I’ve been wanting to write a post about Brechtian influences on DomPam2 for a while now, but with trying to wrap up course work this semester and dealing with other life things, it’s been hard to focus on things that don’t have immediate deadlines. My general stress level has, in part, been heightened by last month’s US election, which affects us here in Canada pretty significantly, even though I honestly am glad to be back.
In times like these, I believe it’s more important than ever for artists to engage with politics in their work, even as some folks seem to get all bothered about it. “Artists are supposed to make people smile, not think.” “Games are supposed to be fun.” That sort of thing. And, well, sure, what I want to do is not going to make me popular or garner me a lot of Steam sales, because most people who play videogames seem to want to have fun and feel good, at least as I understand it.  And yet, I’m at a point where I can’t not make games that express the things I’m thinking and feeling.

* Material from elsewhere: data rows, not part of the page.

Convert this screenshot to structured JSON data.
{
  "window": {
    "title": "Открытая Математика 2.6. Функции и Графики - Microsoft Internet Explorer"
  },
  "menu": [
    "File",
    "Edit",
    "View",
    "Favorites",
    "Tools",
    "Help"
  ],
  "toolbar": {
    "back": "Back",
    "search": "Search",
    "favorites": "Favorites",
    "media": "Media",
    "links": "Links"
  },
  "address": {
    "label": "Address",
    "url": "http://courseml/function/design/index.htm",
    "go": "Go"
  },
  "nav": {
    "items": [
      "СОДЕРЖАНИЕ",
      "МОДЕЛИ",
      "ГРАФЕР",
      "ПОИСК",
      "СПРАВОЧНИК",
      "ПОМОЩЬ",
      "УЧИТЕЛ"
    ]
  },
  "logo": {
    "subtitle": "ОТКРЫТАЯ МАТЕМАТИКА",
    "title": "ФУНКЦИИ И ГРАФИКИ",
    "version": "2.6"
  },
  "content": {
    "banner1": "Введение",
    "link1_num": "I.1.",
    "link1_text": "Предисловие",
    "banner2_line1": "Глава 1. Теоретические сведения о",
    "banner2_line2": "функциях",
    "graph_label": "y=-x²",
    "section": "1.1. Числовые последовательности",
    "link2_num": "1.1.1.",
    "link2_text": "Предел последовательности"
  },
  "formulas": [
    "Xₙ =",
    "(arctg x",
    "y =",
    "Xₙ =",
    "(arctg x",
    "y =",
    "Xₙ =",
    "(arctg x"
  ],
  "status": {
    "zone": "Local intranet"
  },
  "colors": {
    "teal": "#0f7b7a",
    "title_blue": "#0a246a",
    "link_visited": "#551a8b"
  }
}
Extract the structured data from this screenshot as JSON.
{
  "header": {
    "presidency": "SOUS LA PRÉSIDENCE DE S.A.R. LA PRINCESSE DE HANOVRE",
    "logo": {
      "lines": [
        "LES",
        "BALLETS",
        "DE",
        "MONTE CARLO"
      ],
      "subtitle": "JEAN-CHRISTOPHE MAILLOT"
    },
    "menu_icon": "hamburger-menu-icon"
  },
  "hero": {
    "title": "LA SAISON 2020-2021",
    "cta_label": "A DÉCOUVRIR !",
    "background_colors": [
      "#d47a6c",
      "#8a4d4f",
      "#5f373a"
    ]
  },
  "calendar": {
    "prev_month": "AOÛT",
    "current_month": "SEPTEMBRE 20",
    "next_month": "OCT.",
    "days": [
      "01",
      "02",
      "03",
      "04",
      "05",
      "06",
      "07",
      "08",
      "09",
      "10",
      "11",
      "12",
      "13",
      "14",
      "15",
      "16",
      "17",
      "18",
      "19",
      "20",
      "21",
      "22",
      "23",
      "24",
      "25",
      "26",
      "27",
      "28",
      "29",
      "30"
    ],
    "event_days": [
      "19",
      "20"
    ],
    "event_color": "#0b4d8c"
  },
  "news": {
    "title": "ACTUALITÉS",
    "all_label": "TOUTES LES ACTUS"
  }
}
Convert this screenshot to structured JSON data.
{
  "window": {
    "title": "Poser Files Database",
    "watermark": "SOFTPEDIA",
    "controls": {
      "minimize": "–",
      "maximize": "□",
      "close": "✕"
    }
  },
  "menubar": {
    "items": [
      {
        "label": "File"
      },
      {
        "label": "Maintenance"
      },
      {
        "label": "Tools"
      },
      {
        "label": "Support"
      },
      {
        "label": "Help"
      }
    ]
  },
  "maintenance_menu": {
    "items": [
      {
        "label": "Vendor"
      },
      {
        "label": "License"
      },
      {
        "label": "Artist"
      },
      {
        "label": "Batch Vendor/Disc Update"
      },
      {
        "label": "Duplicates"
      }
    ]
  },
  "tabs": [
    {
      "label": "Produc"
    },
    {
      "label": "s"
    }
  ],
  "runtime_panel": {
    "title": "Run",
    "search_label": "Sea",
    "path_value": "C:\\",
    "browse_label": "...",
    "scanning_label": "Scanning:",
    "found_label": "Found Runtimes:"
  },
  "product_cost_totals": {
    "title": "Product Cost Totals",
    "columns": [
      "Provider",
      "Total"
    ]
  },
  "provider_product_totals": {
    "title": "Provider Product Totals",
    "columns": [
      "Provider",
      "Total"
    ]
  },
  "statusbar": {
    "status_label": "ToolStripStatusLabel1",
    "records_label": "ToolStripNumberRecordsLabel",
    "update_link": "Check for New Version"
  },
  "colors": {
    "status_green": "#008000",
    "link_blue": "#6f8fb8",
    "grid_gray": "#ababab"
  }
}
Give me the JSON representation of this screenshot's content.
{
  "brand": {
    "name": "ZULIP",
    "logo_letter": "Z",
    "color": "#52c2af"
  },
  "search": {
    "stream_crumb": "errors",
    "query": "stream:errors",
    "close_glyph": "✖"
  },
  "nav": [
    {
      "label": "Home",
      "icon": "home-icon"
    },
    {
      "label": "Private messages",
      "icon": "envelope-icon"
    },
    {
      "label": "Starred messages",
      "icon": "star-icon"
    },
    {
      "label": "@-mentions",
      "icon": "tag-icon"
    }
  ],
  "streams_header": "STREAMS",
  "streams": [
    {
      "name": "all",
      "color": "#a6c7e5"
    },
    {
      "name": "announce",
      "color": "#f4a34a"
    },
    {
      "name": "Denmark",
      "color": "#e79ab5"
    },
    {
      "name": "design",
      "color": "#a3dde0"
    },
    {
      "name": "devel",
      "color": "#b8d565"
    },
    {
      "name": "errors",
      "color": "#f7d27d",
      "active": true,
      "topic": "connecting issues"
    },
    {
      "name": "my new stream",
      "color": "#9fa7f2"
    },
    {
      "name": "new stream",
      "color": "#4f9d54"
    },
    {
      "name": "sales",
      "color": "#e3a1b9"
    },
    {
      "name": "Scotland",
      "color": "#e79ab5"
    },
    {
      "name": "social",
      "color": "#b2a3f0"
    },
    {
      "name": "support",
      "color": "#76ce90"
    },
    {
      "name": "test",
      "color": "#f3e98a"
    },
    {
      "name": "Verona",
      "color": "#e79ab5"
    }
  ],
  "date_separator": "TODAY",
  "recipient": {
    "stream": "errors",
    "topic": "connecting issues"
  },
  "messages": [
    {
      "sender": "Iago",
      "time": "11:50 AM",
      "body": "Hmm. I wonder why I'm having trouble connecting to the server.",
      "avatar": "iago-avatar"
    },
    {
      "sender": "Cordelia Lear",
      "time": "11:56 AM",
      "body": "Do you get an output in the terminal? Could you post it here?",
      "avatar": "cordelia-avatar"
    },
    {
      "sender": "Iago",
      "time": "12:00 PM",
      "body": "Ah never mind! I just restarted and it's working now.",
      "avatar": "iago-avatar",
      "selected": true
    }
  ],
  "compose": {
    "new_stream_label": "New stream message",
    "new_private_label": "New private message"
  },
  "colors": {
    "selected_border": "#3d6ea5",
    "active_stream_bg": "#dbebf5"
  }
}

So, Brecht. I first encountered Bertolt Brecht‘s work sometime after I released DomPam1, when people much smarter and more well-read than me started comparing it to The Threepenny Opera, and Weimar Germany-era cabaret theatre in general. So, of course, I eventually started to look into the stuff I was being compared to, and found it resonated with me in a big way. I mean, gee, I can’t imagine why, in this current political climate, I’d find a lot in common with a playwright who worked during the rise of fascism pre-WWII, but there you have it.